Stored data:
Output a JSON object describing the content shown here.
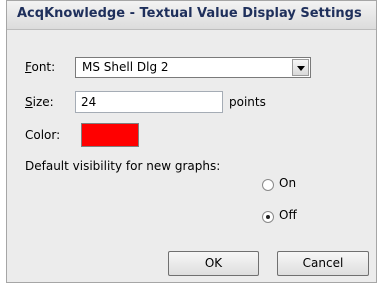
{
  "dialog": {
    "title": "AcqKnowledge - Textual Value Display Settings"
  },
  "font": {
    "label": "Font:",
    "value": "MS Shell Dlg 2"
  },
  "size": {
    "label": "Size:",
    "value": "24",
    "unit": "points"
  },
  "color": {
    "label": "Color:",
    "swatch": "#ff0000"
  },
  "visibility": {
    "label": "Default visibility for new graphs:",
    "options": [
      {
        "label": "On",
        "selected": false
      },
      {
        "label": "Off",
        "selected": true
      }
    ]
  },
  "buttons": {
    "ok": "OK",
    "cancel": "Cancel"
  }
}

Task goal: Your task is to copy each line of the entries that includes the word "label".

Output of the task:
    "label": "Font:",
    "label": "Size:",
    "label": "Color:",
    "label": "Default visibility for new graphs:",
        "label": "On",
        "label": "Off",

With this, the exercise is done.